Are we living through a “Tinder revolution”? Has finding partners been radically transformed by new technological routes to sexual gratification? In some ways, it has — it’s estimated that 200 million people around the world use the internet to find romantic and/or sexual partners.
Statistics vary, but one piece of research found that 39 percent of heterosexual couples and 70 percent of same sex couples in the US met online.
The reasons for the Tory victory extend back beyond Jeremy Corbyn’s time as Labour Party leader and beyond Brexit. Joseph Choonara explains and points a way forward.
Yes, this was the Brexit election. Yes, Jeremy Corbyn, the most decent figure to lead a major British party in recent history, was subjected to a campaign of slander in the media, aided and abetted by the right-wing of the Labour Party. This was indeed the context in which Labour’s “red wall” of formerly safe seats in the north of England and Midlands came crashing down, paving the way for Boris Johnson’s landslide election victory.
But the wall began crumbling long before — back when Corbyn was a peripheral figure within the Parliamentary Labour Party.
As celebrations commenced at the signing of the General Armistice that ended the First World War, the British army, among others, decided to continue hostilities, this time against the new Soviet Republic of Russia. Steve Guy tells the story of this shady episode in British history.
When the Russian revolution finally toppled the Tsarist autocracy in November 1917 and swept Lenin and the Bolsheviks into power, one of their first acts was to seek a peace settlement with the Central Powers, Germany and Austro-Hungary. In December an armistice was signed, formally ending hostilities on the Eastern Front.
Tony Lerman is one of the authors of Bad News for Labour: Antisemitism, the party and public belief (Pluto, 2019). Rob Ferguson and Sophia Beach spoke to him about the Labour Party, antisemitism and the rise of the far right.
Rob: Bad News for Labour focuses on how news coverage of the debate over antisemitism in Labour has developed and, in particular, the disparity between actual numbers of allegations of antisemitism and the public perception of the level of antisemitism in Labour.
The influence of the far-right has been growing for over a decade, but the resistance to them is beginning to flourish, writes Andy Zebrowski.
Active resistance to the extreme right in Poland is growing.
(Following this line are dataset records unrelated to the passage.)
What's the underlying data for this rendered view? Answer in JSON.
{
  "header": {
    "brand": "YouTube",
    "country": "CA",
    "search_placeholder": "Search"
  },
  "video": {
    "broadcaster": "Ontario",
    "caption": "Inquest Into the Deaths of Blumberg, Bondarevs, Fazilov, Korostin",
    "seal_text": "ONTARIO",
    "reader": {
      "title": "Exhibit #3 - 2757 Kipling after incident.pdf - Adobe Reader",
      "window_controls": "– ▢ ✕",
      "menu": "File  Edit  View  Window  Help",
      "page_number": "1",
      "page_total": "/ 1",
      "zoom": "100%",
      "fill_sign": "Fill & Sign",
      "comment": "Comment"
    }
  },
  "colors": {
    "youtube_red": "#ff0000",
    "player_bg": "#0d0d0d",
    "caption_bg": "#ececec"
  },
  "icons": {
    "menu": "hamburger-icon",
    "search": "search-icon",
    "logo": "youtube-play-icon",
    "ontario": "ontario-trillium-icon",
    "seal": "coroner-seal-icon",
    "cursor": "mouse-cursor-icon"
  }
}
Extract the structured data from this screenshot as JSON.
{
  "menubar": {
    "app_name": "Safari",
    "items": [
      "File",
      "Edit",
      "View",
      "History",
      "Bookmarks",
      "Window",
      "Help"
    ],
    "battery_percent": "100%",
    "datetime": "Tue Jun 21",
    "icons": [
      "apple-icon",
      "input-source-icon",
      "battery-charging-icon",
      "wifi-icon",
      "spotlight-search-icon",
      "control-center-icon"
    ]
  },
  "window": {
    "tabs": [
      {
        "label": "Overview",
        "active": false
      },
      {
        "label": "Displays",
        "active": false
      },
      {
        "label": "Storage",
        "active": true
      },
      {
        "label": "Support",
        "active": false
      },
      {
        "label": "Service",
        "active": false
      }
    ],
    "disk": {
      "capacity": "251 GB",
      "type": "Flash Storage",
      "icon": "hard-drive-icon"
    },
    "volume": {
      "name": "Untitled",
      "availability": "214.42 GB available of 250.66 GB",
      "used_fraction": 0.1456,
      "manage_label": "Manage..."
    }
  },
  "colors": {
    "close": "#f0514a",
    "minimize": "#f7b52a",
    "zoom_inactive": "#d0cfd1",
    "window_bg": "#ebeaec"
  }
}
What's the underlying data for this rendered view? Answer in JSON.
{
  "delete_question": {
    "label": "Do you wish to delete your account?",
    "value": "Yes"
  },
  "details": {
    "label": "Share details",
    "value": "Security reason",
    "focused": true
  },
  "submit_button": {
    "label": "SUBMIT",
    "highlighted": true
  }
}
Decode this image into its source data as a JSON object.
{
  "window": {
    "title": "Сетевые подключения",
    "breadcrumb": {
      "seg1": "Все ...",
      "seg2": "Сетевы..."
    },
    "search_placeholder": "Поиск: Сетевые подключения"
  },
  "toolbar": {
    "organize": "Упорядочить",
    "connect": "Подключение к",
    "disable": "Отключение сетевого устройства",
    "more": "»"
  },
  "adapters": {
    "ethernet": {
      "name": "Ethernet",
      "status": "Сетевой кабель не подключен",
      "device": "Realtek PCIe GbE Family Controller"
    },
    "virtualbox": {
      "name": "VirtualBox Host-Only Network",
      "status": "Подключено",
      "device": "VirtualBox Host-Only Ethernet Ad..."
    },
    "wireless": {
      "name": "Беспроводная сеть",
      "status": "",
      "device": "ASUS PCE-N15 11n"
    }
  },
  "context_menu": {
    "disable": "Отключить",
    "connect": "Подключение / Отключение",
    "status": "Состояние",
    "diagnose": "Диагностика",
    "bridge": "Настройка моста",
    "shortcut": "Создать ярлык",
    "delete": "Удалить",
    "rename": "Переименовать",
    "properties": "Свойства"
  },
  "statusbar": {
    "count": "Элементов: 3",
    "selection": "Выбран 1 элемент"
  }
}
The fascist led Independence Day march on 11 November was opposed on the streets by a record number of people. At its high point around 12,000 people, many young, joined the demonstration in a colourful and vibrant protest that displayed the growth in confidence of among anti-fascists from previous years.
A combination of local capitalist forces and US imperialism lies behind the coup in Bolivia. But, as Andy Brown explains, the picture is more complicated, with Morales’s own political aims being partly to blame for his lack of support, giving the right the opportunity to overthrow him.
Evo Morales, the first indigenous person ever to be elected as president in Latin America, is today in political asylum in Mexico. He has been forced from office by the Bolivian armed forces higher command, the police and a cabal of right wing politicians, who have claimed irregularities in the recent presidential election and mobilised against him.
Looking back at the world of 2019 we can see examples of fantastic bravery and resistance in the face of fierce state repression, but also attempts by the right to gain ground. Sally Campbell asks what awaits us in the year to come.
This year Graffiti has appeared on walls from Hong Kong to Santiago reading, “We won’t return to normality, because normality was the problem.”
As a slogan it expresses well the predicament of the moment. For the past decade “normality” has meant misery for millions of people across the globe, as working class people and the poor were made to pay for the last economic crisis.
Returning soldiers and sailors became the driving force behind a series of mass strikes that, says Christian Høgsbjerg, created a ‘social volcano’.
The year 1919 was one of intense class struggles in Britain, perhaps best remembered for the mass strike in January 1919 and the resulting tumult in Glasgow’s Clydeside for the 40-hour week and which had seen over 40,000 engineers and shipbuilders on strike alongside 36,000 miners and electricity supply workers. The secretary of state for Scotland, Robert Munro, argued that “it was a misnomer to call the situation in Glasgow a strike — it was a Bolshevist uprising”, and 12,000 English troops, 100 military lorries and six tanks were deployed to maintain order.